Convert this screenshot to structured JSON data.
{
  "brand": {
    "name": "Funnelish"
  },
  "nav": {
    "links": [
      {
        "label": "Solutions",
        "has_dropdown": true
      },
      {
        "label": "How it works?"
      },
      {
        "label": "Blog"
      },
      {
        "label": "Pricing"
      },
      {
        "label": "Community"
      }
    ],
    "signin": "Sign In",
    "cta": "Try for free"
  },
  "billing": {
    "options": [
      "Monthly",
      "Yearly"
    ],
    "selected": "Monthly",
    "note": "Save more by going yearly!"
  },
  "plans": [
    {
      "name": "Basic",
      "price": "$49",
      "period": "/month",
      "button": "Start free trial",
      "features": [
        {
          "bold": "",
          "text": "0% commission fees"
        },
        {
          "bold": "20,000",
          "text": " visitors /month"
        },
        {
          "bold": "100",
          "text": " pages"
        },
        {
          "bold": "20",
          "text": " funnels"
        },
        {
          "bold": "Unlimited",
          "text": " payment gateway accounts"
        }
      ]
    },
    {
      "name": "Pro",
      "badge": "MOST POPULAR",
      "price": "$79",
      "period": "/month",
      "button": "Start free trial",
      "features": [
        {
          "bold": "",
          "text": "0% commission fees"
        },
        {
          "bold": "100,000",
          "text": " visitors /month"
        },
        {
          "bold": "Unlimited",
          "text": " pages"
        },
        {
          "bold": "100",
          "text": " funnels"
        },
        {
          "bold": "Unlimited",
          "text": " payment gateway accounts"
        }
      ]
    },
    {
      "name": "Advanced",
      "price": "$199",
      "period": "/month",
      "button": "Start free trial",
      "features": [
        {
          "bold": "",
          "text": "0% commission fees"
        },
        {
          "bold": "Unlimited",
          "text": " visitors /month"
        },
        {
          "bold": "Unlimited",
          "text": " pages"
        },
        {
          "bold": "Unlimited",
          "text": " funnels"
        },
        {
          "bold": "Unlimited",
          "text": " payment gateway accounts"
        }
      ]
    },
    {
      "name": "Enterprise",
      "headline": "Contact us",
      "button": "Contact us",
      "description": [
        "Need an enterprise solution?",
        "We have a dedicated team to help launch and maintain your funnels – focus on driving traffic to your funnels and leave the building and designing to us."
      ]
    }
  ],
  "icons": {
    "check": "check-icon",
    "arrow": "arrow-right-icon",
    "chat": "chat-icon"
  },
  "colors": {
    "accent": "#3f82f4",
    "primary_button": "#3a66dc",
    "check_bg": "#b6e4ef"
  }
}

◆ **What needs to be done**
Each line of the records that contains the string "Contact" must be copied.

◆ **Answer to the exercise**
      "headline": "Contact us",
      "button": "Contact us",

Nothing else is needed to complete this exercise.